The Pursuit of Happiness

As a culture we have developed a rather lop-sided idea as to how we perceive happiness. Instead of asking the question of how happy or joyful one another is feeling, we often take the approach of what can we do to help someone as if they're clearly not experiencing enough self-efficacy already in their life. Even when going to the gym we say things like "no pain no gain" or do exercises that focus on "stress reduction" rather than joy promotion. However, for most, the gym is not always seen as a happy place. For instance, many people are rarely excited when it comes to "leg day" but perhaps that attitude would change if we focused more on the benefits of what we're doing and the privilege of being able to perform some exercises with our legs that others don't have due to injury or predisposition. The benefits of unlocking a happier mindset goes farther than just how we perceive our environment and those around us.

A growing body of evidence is suggesting that increased happiness not only lowers the risk of illness but also the severity of what illnesses one will encounter. We already know that negative emotions such as sustained stress can lead to heart disease, stroke, and diabetes. What researchers are now finding is the positive affects that increased perception of vitality can have. In a 20 year longitudinal study completed in 2007, Kubzansky and Thurston discovered that an increased sense of enthusiasm, hopefullness, engagement in relationships, and the ability to face life's stresses with emotional balance appears to reduce the risk of coronary heart disease. Furthermore, those who claim to experience a heightened sense of satisfaction in life typically have lower cholesterol, lower blood pressure, and participate in activities of longer duration such as mountain climbing, bike riding, sailing, and distance running. 

Finally it is important for each person to define in their life what the word "happy" means for them. "Feeling or showing pleasure or contentment" is a rather difficult way to self-analyze our daily activities. The challenge here is to sit down and perhaps write out a list of things you want to do whether they be big or small. For most vacationing or traveling will probably be at the top, but focus more on what things you can do daily or weekly that could give you a more sustainable effect of joy (i.e. walking the dog, cooking your favorite meal, driving with the windows down). Look into making happiness not just a goal but a process so as to avoid the constant roller-coaster of attaining a goal and then scrambling to try and find a new one. 

Obviously there is much to be said about the pursuit of happiness and the way we go about it in our lives differs from one person to the next. We are each wired with our own personalities and desires that make us unique from one another. However, we should all share the common goal of keeping our bodies as healthy as we can. This can be done most effectively through the proper implementation of fitness and exercise as well as the integration of developing a greater emotional well-being.
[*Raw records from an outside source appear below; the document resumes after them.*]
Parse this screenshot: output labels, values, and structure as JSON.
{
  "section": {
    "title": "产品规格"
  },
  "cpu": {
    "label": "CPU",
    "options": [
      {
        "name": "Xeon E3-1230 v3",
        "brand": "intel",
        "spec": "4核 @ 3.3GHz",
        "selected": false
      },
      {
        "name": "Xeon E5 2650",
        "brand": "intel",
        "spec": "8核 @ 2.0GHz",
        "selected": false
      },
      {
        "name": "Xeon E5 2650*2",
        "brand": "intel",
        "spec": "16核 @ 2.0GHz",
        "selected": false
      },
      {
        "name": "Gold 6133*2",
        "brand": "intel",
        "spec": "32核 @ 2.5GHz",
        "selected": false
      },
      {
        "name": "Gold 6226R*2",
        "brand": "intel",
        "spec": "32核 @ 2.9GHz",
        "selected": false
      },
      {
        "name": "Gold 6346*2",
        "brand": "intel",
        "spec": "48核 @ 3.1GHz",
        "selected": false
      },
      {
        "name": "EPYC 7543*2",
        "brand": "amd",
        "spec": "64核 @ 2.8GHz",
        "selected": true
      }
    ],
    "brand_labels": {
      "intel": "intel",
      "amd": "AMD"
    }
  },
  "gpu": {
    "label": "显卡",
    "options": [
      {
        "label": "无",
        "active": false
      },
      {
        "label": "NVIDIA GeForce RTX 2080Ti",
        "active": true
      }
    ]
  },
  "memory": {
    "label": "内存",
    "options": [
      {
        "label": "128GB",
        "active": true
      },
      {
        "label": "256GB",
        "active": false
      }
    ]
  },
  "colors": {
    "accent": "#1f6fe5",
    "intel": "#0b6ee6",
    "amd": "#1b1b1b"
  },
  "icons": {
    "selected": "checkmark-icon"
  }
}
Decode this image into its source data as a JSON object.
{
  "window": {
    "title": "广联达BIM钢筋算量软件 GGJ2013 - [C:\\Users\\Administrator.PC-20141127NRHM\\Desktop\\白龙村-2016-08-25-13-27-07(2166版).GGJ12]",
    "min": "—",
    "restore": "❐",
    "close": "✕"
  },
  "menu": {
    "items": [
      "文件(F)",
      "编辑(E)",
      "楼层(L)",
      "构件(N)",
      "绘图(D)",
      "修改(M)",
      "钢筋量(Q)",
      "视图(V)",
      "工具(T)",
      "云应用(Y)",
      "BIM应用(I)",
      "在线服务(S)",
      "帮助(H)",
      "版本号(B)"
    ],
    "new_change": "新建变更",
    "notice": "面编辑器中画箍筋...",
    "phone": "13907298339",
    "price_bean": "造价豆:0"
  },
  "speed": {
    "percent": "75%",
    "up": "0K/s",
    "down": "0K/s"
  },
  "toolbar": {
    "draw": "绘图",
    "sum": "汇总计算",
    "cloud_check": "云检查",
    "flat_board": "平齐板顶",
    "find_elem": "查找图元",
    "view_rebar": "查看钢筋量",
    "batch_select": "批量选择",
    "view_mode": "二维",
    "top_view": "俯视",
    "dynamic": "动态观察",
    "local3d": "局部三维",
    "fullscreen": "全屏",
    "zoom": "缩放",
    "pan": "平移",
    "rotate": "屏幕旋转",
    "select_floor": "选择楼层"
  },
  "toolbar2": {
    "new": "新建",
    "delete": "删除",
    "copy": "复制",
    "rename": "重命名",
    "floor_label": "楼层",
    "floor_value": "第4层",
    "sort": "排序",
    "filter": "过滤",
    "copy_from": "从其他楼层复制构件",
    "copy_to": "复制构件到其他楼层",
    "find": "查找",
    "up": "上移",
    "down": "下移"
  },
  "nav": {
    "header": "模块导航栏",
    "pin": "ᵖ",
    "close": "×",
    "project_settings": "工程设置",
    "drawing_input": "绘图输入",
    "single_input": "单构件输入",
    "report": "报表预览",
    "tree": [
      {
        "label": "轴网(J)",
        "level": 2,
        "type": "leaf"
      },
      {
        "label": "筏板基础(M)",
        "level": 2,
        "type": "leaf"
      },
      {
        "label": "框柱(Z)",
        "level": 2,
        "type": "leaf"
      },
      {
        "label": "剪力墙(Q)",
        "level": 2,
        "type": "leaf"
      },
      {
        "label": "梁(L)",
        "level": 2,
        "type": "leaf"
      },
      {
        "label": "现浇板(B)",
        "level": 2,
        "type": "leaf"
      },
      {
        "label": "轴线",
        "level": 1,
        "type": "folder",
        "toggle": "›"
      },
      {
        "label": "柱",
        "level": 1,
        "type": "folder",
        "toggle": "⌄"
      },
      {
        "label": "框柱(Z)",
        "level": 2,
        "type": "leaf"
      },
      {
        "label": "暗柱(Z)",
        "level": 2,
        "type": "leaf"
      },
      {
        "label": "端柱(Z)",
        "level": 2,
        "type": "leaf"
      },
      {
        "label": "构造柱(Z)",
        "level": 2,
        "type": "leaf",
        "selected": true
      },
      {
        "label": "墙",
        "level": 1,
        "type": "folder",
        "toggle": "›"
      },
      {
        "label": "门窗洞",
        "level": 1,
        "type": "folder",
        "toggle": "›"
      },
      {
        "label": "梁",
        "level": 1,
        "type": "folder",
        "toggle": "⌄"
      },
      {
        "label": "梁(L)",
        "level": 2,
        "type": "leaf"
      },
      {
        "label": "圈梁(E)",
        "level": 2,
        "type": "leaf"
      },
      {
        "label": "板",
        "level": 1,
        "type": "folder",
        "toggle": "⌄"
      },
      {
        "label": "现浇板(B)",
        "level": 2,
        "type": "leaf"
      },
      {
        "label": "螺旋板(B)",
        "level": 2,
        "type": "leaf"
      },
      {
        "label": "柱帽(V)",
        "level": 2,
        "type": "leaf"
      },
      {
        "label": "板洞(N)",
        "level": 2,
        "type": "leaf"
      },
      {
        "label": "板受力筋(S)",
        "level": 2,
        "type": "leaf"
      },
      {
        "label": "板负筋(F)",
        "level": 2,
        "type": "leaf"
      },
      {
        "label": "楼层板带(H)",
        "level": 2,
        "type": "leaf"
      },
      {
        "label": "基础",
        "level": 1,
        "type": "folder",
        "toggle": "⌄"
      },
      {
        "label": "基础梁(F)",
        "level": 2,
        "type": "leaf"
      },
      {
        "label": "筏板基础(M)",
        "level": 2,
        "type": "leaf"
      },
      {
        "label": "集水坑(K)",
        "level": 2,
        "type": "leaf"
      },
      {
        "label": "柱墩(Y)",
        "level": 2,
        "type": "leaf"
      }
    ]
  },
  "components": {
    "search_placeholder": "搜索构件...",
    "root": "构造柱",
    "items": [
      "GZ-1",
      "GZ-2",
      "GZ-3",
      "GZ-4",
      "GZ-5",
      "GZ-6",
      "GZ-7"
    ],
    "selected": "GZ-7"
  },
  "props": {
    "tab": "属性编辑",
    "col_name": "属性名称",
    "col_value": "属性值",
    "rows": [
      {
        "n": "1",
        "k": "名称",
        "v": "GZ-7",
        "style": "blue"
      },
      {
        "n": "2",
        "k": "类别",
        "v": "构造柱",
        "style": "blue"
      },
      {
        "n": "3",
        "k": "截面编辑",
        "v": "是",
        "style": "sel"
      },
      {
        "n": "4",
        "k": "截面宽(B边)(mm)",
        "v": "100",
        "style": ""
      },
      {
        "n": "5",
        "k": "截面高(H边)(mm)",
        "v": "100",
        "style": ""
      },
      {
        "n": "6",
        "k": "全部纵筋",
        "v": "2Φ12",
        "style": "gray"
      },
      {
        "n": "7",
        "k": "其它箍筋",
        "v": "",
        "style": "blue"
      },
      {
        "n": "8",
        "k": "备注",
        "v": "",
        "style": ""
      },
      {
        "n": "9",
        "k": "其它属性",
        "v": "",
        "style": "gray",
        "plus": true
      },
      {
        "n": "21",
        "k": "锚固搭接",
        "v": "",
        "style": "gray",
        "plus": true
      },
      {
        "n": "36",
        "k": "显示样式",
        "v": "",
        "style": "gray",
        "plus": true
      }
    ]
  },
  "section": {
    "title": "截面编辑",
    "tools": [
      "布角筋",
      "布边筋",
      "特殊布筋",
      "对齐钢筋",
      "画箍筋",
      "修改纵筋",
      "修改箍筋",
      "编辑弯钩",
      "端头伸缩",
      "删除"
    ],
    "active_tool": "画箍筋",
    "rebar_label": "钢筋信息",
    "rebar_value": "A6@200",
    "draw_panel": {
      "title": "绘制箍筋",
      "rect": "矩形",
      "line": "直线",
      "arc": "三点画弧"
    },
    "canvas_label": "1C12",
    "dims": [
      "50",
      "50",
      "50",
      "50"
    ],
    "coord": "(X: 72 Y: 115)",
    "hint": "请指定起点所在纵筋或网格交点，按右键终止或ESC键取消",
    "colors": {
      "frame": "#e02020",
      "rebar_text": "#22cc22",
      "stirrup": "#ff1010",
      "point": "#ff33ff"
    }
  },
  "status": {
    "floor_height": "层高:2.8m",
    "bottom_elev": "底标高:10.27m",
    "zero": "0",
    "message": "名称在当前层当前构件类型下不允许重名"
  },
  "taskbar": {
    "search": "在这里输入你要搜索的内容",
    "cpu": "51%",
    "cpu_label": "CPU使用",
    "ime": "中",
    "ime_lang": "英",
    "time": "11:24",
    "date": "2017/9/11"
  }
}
Let's look forward to what will be a stronger, healthier, and happier future!

Fit Tips

Dehydration by definition is simply, "Dryness due to the removal of water." So it's simple, you just drink water to avoid it right? Unfortunately it's not that easy. With summer approaching it's good to know what exactly is going on inside your body during dehydration, and what steps you can take to detect and prevent it from occurring.